Step 5: After obtaining table 5, in the previous step, with sorted minimum values, we proceed on a column by column basis from left to right. We pop off values from the end of the column we are considering and assign popped off tasks to their respective resources. We should only pop off values from the end of a column till the sum of popped off values of a column is less than or equal to the lower bound of the schedule we computed before. When we pop off values from the bottom of the table obtained in the previous step and schedule the task on the respective resource then we should mark that task as assigned. In the case of this example the lower bound of the schedule and the cut-off limit for popping off values from the bottom of each column is 50. According to data in Table 5 the assignment of tasks to resources is in the order given as follows: (5, 1), (1, 1), (9, 1), (7, 1), (10, 3), (6, 3), (3, 3), (4, 2), (2, 2). Notice that after task 3 is assigned to resource 3 the sum of popped off values (20+20+10) in that column equals to the lower bound hence we do not pop off the next value 10 in column 2. Instead we start popping off values from column 3. Also note that after scheduling task 4 to resource 2 we pop off the next cell value without scheduling task 6 to resource 2 because task 6 was earlier scheduled to resource 3 and marked as assigned. Step 6: In this step find all the tasks that are yet to be scheduled. In the example, at the end of previous step, all the tasks except for task 8 are assigned. Table 6 below shows the original Table 1 where tasks assigned to their respective resources are highlighted.
This completes phase 1 of the load balancing algorithm. Next phase is scheduling based on minimization of the length of the schedule. Phase 2 Step 1: After phase 1 we compute the total length of the schedule on each resource by summing up the cell values of assigned tasks in the respective columns. Also, we remove all those rows whose corresponding tasks have been scheduled on some resource.
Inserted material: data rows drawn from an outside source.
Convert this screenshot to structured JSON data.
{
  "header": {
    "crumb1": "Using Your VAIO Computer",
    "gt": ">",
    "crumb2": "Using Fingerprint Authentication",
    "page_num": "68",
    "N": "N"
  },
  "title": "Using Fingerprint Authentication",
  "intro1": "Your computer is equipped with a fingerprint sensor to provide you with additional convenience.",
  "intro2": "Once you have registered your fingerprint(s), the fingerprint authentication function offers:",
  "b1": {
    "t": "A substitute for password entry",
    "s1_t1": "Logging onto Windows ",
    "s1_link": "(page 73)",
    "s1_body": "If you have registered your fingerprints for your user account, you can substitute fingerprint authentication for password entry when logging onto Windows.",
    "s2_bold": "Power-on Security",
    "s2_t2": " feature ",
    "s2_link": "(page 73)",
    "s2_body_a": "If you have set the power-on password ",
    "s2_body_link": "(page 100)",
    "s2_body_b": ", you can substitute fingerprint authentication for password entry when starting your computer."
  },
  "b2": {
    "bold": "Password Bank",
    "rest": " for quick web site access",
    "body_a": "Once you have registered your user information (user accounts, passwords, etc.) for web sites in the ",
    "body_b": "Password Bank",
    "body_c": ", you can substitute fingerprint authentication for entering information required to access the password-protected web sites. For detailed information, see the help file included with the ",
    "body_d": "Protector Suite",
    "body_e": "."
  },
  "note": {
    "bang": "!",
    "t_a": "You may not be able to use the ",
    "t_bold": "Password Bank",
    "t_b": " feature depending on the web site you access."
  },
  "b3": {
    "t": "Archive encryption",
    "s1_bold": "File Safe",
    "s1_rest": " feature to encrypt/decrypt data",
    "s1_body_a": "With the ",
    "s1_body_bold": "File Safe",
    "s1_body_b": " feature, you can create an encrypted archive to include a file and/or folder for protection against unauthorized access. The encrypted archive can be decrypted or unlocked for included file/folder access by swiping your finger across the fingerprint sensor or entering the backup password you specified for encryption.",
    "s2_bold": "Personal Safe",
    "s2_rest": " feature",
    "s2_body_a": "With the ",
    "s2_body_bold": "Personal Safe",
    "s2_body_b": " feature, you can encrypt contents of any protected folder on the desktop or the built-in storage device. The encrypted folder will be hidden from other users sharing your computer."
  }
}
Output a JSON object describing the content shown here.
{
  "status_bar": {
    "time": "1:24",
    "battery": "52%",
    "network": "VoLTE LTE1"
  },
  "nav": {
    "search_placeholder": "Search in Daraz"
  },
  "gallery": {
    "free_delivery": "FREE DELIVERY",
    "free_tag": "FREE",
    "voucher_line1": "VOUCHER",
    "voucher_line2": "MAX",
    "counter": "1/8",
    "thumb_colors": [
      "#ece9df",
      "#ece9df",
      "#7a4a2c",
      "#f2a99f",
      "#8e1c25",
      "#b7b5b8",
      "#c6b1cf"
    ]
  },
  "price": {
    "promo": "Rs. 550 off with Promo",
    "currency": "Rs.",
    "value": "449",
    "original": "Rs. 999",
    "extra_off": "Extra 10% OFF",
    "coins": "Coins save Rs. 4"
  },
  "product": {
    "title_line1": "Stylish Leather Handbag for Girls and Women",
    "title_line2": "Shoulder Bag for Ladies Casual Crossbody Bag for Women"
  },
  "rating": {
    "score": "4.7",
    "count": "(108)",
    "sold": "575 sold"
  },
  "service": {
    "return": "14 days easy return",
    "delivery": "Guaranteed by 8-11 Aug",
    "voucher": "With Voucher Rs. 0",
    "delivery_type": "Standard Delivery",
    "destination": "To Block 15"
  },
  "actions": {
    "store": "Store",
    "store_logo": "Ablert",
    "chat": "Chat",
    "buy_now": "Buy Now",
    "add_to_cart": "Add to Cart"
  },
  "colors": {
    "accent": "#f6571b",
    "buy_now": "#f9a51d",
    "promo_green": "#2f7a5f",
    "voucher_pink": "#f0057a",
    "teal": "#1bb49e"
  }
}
In the example the length of the schedule on the resources is {50, 30, 50} and after removing rows that have tasks already assigned to resources we are just left with task 8 as shown in Table 7.
Step 2: We sort the rows of the table of unassigned tasks according to decreasing completion time sum. A row with more “lnf” is considered to have a higher sum than a row with less number of “lnf”. If two rows have the same number of “lnf” then the row with a greater sum of values comes above a row with lesser number of values. Once the sorting is done we go from top to bottom of the table of unassigned tasks. We pick a resource for the current task such that the length of the schedule on a resource is minimized. If more than one completion time minimizes the total length then the smallest completion time minimizing the total length is chosen. In the case of the example both completion times 30 and 10 of Table 7 minimize the length of schedule with the minimum length in both cases being 60 (30+30 or 50+10). However because 10 is less than 30 therefore task 8 is assigned to resource 3. This completes phase 2 of the load balancing algorithm that results in all tasks getting assigned to a resource. The final solution to the scheduling problem in this example by the load balancing algorithm is shown below in Table 8.
Patent Citations
Non-Patent Citations
Classifications
Rotate |